The next day, Dorcas stood alone on the roof of her house. The shore was littered with driftwood, trinkets from yesterday's storm. She breathed deeply, inhaling the sea's salty tang, soothed by the sound of waves lapping the rocks below. Strangely, the view looked somehow transparent, as though another world waited just behind the curtain of this one. Dorcas shaded her eyes with her hand, peering out at the sea. But she saw nothing other than the usual collection of fishing boats bobbing in the waves.
Sighing, she turned and went inside. She had things to do—clothes to sew, bread to bake, the poor to feed and clothe. But even in the midst of her busy preparations, her longing for that other world increased, like hunger pangs before a feast. She fed that longing with her many practical acts of love.
Though we don't know what went through Peter's mind as he knelt and prayed at Dorcas's bedside, we do know that God worked through him in an extraordinary way. And though Scripture doesn't tell us how Dorcas responded to her incredible experience, it doesn't take much to imagine her joy. The story of her miracle spread throughout Joppa, leading many to believe.
God is glorified in the story of Dorcas, not only in her being raised from the dead, but through her acts of kindness, her generosity, and her willingness to go out of her way to offer help to others. Don't think you must do great and noble and noticeable acts for your life to glorify God. He will be glorified through your simple acts of love and obedience, whatever they are, wherever you are.

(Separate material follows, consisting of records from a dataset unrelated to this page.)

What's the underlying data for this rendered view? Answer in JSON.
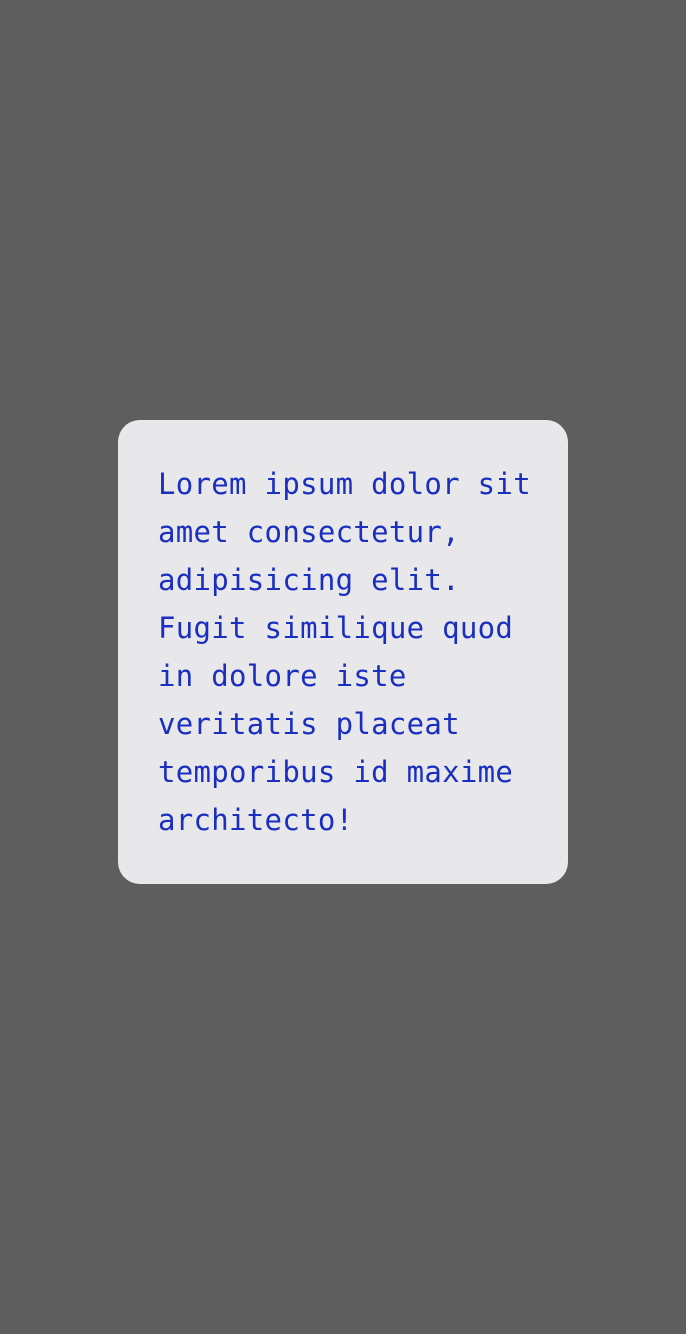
{
  "colors": {
    "background": "#5e5e5e",
    "card_background": "#e8e7ea",
    "text": "#1a2fbf"
  },
  "card": {
    "text": "Lorem ipsum dolor sit amet consectetur, adipisicing elit. Fugit similique quod in dolore iste veritatis placeat temporibus id maxime architecto!"
  }
}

This devotional is drawn from Women of the Bible: A One-Year Devotional Study of Women in Scripture by Ann Spangler and Jean Syswerda. Used with permission.
Have Women of the Bible delivered to your inbox!